→ **How to complete this task**
Your job is to return every line in the data holding the string "value".

[Dataset rows for apps and sites]
____________

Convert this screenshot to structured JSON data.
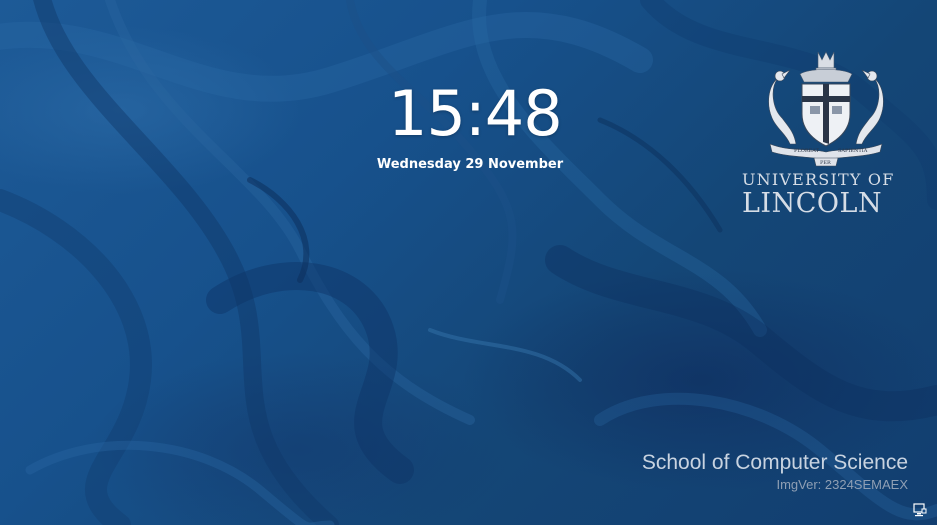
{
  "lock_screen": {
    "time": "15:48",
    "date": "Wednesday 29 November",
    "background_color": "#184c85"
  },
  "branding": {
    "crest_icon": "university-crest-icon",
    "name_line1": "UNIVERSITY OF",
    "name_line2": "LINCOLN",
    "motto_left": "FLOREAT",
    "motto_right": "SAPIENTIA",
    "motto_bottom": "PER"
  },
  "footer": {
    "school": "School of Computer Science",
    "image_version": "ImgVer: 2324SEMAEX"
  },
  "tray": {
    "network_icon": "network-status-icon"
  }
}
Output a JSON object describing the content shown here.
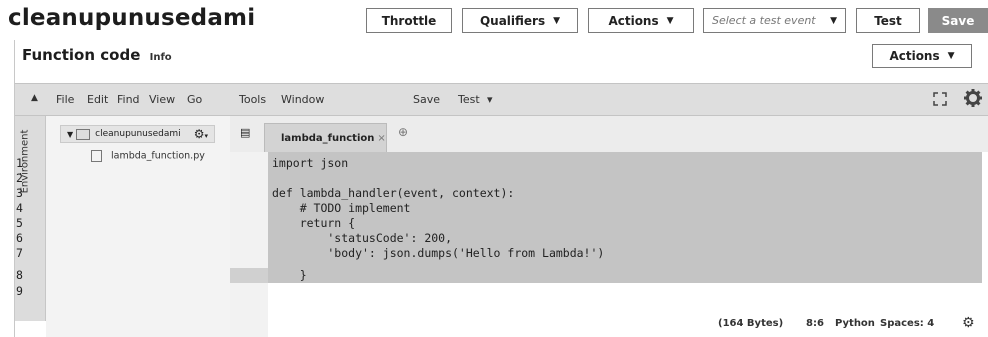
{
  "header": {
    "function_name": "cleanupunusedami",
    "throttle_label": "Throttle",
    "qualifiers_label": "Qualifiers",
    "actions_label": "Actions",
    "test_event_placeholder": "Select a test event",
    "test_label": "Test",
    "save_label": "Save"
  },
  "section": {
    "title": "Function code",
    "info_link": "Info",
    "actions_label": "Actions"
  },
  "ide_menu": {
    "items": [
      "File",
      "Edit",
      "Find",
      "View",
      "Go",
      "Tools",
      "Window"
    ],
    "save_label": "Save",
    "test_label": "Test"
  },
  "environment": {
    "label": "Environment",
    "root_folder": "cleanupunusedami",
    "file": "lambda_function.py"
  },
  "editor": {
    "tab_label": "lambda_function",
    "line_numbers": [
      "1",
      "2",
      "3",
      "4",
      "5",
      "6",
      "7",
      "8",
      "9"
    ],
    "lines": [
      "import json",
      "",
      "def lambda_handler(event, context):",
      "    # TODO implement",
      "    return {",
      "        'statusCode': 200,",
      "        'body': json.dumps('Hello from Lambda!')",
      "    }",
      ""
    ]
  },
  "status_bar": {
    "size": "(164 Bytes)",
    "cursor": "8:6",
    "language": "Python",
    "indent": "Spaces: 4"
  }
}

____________

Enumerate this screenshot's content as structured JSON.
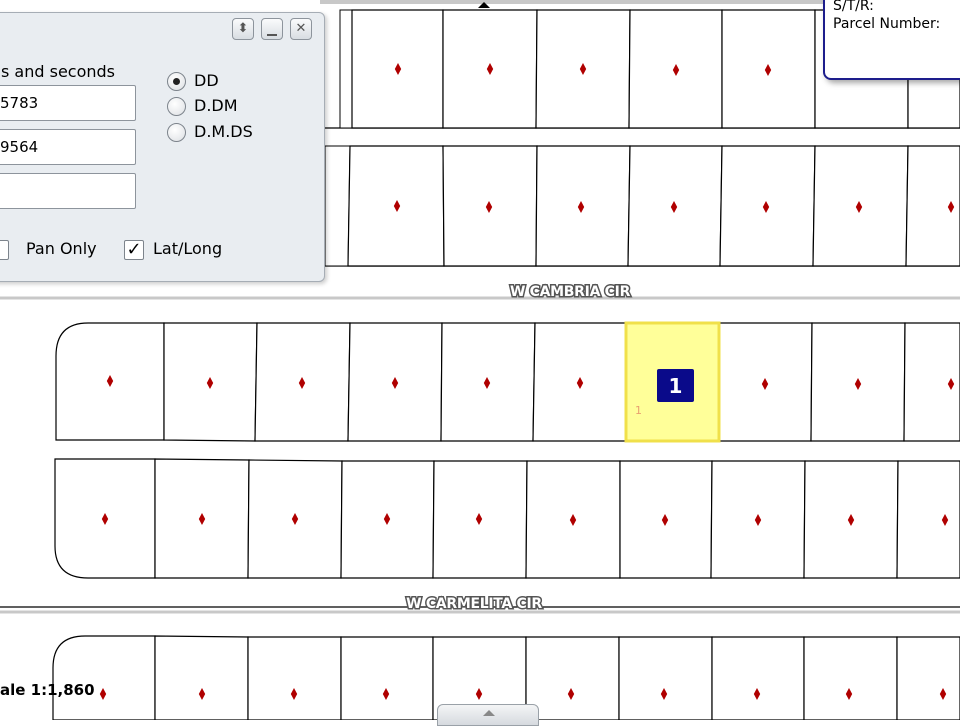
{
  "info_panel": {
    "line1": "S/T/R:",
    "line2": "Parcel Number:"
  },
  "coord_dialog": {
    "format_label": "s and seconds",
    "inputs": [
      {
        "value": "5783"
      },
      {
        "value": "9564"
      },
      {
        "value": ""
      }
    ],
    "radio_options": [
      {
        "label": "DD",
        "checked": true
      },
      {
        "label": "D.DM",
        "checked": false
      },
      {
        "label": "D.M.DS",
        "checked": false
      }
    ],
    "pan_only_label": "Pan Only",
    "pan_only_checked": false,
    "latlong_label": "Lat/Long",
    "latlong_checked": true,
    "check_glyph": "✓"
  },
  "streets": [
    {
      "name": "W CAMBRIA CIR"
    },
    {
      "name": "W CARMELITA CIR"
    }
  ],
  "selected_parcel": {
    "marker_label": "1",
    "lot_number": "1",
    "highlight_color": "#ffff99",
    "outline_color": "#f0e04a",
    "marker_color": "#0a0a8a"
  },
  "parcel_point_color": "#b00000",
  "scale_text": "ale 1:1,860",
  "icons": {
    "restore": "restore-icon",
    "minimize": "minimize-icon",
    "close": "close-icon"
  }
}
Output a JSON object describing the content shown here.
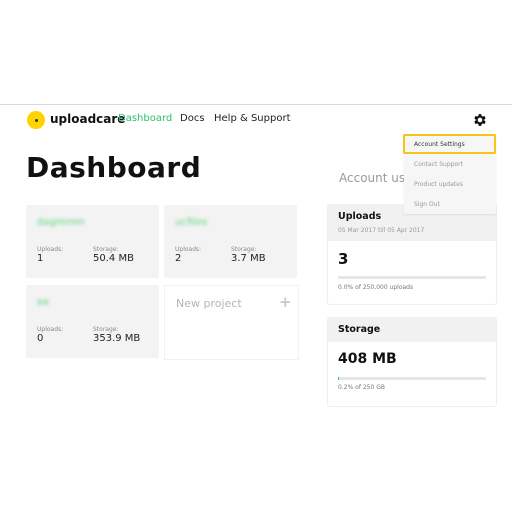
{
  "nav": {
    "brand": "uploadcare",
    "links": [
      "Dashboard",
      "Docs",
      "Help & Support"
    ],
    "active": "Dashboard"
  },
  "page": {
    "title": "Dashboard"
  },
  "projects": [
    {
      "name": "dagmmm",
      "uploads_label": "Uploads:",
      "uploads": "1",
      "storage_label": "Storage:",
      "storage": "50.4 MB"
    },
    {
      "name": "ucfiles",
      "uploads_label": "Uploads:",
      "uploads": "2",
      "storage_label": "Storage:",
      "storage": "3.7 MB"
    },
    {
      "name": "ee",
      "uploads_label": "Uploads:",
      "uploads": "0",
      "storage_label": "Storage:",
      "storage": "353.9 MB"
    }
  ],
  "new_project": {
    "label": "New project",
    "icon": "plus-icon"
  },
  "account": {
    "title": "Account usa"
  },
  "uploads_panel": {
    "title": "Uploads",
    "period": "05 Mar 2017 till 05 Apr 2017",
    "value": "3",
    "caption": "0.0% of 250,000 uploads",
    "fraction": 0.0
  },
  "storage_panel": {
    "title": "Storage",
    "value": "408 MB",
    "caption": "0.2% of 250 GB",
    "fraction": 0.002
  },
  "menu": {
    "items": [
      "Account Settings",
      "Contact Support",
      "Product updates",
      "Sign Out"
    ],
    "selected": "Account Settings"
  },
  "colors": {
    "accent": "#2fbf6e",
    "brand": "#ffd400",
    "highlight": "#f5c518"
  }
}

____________

→ **Solution**
        "value": "5783"
        "value": "9564"
        "value": ""
    "value": "3",
    "value": "408 MB",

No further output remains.